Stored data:
****************

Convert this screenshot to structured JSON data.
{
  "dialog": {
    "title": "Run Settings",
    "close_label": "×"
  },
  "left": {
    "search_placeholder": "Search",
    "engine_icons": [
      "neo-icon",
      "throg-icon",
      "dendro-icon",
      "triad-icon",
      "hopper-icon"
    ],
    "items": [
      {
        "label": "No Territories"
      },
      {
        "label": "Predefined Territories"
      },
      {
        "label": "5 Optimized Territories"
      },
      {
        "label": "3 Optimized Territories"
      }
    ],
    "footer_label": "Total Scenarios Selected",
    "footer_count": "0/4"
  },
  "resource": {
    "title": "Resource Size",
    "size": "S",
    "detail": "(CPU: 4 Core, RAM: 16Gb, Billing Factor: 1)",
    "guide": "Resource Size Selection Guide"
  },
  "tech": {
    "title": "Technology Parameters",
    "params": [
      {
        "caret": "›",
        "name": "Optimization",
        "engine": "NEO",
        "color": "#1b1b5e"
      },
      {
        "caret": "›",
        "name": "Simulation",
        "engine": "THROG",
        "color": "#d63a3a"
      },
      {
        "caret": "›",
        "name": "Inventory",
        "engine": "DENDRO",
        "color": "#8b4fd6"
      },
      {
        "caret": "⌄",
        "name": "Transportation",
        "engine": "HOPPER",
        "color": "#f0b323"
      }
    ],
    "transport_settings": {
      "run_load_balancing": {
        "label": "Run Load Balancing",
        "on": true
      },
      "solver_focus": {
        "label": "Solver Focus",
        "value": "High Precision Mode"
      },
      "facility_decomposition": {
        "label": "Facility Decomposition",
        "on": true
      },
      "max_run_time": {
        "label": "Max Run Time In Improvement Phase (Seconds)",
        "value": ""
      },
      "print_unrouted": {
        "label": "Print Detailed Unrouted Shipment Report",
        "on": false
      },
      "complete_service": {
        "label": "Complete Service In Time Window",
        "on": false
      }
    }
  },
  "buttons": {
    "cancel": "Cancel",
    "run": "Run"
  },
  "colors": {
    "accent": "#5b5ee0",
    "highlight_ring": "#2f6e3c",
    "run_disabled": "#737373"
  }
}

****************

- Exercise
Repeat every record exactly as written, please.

- Solution to this problem
Convert this screenshot to structured JSON data.
{
  "dialog": {
    "title": "Run Settings",
    "close_label": "×"
  },
  "left": {
    "search_placeholder": "Search",
    "engine_icons": [
      "neo-icon",
      "throg-icon",
      "dendro-icon",
      "triad-icon",
      "hopper-icon"
    ],
    "items": [
      {
        "label": "No Territories"
      },
      {
        "label": "Predefined Territories"
      },
      {
        "label": "5 Optimized Territories"
      },
      {
        "label": "3 Optimized Territories"
      }
    ],
    "footer_label": "Total Scenarios Selected",
    "footer_count": "0/4"
  },
  "resource": {
    "title": "Resource Size",
    "size": "S",
    "detail": "(CPU: 4 Core, RAM: 16Gb, Billing Factor: 1)",
    "guide": "Resource Size Selection Guide"
  },
  "tech": {
    "title": "Technology Parameters",
    "params": [
      {
        "caret": "›",
        "name": "Optimization",
        "engine": "NEO",
        "color": "#1b1b5e"
      },
      {
        "caret": "›",
        "name": "Simulation",
        "engine": "THROG",
        "color": "#d63a3a"
      },
      {
        "caret": "›",
        "name": "Inventory",
        "engine": "DENDRO",
        "color": "#8b4fd6"
      },
      {
        "caret": "⌄",
        "name": "Transportation",
        "engine": "HOPPER",
        "color": "#f0b323"
      }
    ],
    "transport_settings": {
      "run_load_balancing": {
        "label": "Run Load Balancing",
        "on": true
      },
      "solver_focus": {
        "label": "Solver Focus",
        "value": "High Precision Mode"
      },
      "facility_decomposition": {
        "label": "Facility Decomposition",
        "on": true
      },
      "max_run_time": {
        "label": "Max Run Time In Improvement Phase (Seconds)",
        "value": ""
      },
      "print_unrouted": {
        "label": "Print Detailed Unrouted Shipment Report",
        "on": false
      },
      "complete_service": {
        "label": "Complete Service In Time Window",
        "on": false
      }
    }
  },
  "buttons": {
    "cancel": "Cancel",
    "run": "Run"
  },
  "colors": {
    "accent": "#5b5ee0",
    "highlight_ring": "#2f6e3c",
    "run_disabled": "#737373"
  }
}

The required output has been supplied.